Take the 2-minute tour ×
Stack Overflow is a question and answer site for professional and enthusiast programmers. It's 100% free, no registration required.

I get many normal log lines in my google app engine application. But today I go these instead the 4-part number:

2a01:e35:2f20:f770:6c54:3ee8:67fb:df8

What is this for an format? ipv6 are 6 numbers, mac address too...

Normal logfile line:

187.14.44.208 - - [19/Mar/2010:14:31:35 -0700] "GET /geo_data.js HTTP/1.1" 200 776 "http://www.xxx.com.br/spl19/index.php?refid=gv_av_ri" "Mozilla/5.0 (Windows; U; Windows NT 5.1; pt-BR; rv:1.9.2) Gecko/20100115 Firefox/3.6 (.NET CLR 3.5.30729),gzip(gfe)"

This special logfile line:

2a01:e35:2f20:f770:6c54:3ee8:67fb:df8 - - [18/Mar/2010:17:00:37 -0700] "GET /geo_data.js HTTP/1.1" 500 450 "http://www.xxx.com.br/spl19/index.php?refid=cm_av_ri" "Mozilla/5.0 (Windows; U; Windows NT 6.1; pt-PT; rv:1.9.2) Gecko/20100115 Firefox/3.6,gzip(gfe)"
share|improve this question

2 Answers 2

up vote 3 down vote accepted

That is IPv6. Your statement that IPv6 addresses have just 6 numbers is incorrect.
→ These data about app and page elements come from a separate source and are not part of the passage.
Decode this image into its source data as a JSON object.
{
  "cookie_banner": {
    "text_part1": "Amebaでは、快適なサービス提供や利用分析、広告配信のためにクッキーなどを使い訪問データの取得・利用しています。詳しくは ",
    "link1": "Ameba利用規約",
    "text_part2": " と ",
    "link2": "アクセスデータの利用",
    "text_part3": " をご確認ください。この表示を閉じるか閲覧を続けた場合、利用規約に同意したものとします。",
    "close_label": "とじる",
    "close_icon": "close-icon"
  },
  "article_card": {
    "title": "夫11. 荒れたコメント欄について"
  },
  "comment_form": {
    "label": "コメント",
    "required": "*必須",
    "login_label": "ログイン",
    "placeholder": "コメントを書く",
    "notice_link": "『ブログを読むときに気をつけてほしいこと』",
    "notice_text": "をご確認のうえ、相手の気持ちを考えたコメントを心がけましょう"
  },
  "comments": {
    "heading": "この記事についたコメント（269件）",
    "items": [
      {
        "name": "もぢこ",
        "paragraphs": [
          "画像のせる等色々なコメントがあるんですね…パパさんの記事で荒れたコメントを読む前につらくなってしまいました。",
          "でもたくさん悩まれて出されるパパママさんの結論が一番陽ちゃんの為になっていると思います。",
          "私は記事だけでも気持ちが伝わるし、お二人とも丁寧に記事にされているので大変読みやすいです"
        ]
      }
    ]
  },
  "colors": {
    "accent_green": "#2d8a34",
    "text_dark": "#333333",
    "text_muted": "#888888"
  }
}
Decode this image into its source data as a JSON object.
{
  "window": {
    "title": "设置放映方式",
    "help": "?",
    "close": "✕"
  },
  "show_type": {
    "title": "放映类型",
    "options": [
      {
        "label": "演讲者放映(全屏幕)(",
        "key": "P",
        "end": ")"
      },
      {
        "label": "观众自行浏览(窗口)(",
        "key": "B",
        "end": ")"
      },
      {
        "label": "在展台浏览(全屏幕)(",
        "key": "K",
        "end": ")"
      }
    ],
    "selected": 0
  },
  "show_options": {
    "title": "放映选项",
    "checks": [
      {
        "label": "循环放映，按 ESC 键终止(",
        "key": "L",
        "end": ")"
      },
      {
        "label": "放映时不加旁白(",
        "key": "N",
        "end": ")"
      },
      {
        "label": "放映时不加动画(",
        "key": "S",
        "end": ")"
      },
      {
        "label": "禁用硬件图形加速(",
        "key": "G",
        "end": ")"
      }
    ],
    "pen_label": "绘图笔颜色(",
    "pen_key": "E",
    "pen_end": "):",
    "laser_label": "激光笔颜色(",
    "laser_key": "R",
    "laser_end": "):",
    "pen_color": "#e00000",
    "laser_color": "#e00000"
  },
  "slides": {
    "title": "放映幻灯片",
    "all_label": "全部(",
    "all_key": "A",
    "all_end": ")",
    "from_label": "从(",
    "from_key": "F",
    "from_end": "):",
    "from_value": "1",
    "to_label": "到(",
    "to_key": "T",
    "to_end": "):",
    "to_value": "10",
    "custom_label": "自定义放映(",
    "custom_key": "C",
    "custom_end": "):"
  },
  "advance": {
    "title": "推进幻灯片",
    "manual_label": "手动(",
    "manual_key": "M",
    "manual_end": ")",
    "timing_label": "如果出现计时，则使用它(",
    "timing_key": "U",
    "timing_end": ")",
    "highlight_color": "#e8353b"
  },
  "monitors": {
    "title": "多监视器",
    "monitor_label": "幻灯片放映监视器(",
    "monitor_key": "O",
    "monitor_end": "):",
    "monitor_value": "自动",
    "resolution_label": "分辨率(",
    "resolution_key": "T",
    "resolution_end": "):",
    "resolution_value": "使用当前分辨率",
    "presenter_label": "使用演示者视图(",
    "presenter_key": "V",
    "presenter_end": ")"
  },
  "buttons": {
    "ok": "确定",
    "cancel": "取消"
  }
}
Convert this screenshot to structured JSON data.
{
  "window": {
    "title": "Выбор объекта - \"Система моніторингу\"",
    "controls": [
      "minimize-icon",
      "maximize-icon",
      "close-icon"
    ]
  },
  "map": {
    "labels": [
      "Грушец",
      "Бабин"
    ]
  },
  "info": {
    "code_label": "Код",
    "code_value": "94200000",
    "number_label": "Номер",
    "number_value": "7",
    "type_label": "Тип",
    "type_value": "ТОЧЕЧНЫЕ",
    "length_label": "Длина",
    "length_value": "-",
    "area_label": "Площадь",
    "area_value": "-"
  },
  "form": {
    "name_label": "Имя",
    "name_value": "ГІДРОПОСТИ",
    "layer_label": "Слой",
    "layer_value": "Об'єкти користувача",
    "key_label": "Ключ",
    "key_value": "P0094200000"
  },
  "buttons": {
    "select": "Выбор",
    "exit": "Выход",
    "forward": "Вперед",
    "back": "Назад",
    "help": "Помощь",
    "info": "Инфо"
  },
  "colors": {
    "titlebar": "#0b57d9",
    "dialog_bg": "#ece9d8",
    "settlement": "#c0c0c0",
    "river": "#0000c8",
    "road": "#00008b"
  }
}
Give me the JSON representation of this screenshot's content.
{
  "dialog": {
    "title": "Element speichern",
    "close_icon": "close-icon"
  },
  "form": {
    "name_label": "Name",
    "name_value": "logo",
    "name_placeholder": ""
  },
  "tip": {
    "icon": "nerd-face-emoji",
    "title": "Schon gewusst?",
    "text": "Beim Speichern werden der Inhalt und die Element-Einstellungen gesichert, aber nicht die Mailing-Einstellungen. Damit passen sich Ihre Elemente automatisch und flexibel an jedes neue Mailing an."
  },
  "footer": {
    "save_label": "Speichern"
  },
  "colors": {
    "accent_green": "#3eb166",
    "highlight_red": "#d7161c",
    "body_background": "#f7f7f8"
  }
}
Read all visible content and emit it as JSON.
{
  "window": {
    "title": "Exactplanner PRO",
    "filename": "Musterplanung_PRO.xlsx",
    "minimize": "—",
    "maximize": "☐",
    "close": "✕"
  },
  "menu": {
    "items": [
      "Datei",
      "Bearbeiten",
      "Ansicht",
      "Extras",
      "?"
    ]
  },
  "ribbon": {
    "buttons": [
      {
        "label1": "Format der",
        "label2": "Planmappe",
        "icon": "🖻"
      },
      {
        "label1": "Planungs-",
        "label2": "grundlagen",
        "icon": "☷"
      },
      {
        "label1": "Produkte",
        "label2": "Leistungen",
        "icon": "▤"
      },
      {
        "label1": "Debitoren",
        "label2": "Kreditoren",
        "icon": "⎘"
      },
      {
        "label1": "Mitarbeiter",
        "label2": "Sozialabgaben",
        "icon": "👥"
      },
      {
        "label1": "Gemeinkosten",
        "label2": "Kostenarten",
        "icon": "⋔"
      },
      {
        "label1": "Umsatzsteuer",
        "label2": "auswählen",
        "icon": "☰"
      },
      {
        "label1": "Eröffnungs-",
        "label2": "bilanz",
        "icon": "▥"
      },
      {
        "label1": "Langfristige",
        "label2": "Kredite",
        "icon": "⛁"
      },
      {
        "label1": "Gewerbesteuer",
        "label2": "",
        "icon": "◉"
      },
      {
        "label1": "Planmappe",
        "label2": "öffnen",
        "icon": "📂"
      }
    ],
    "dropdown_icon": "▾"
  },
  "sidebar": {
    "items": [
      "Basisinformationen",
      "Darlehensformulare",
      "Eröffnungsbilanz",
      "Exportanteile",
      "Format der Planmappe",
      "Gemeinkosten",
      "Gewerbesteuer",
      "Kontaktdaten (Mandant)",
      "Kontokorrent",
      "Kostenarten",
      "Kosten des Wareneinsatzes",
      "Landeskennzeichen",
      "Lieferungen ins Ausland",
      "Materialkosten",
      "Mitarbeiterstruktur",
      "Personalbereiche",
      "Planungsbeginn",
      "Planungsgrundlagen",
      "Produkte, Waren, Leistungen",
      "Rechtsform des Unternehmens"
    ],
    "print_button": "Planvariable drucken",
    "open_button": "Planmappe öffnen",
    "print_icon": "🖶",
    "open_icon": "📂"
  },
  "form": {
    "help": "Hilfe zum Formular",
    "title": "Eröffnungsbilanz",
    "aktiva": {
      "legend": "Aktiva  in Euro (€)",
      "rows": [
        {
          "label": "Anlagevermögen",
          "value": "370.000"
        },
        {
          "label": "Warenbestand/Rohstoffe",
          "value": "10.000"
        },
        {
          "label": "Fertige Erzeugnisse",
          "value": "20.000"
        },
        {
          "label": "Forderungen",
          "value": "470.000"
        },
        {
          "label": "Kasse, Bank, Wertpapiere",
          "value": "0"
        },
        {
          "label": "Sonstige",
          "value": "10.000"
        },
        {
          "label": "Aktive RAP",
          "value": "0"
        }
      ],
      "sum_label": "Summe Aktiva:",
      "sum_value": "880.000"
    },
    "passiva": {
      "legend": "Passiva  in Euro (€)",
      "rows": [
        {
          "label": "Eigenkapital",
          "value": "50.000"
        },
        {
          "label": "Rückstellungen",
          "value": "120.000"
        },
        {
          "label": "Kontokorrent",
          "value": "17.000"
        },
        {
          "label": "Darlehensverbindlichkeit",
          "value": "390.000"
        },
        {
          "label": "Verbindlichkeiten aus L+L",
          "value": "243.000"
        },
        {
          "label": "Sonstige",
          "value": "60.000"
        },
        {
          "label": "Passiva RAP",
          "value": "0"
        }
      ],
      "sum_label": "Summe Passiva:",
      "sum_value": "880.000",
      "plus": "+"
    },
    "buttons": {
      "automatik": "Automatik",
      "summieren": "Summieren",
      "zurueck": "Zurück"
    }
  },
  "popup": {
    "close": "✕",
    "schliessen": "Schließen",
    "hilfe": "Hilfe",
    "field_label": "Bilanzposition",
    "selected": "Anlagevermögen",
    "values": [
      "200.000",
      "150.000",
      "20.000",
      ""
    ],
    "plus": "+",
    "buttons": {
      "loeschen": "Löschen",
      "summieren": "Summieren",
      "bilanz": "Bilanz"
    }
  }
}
Here's an IPv6 example next to your address:

2a01 : e35  : 2f20 : f770 : 6c54 : 3ee8 : 67fb : df8  // you
3ffe : 1900 : 4545 : 3    : 200  : f8ff : fe21 : 67cf // example

To the initiated (including me), IPv6 is very confusing.

share|improve this answer
    
I understand his confusion. When someone hears ipv6, their first thought is... 6 numbers. Which is incorrect, but confusing. –  Nathan Osman Mar 19 '10 at 21:41
    
@George-- agreed –  Michael Haren Mar 19 '10 at 21:44
    
Thanx for the fast answer - I supposed the IPv6 ip address but was irritated by the long number ... –  Christian Harms Mar 19 '10 at 21:56

This is IPv6.

IPv6 numbers are 128-bit numbers normally represented as 8 hex numbers separated by colons, with some abbreviation rules. See Wikipedia IPv6_address.

share|improve this answer

Your Answer

 
discard

By posting your answer, you agree to the privacy policy and terms of service.

Not the answer you're looking for? Browse other questions tagged or ask your own question.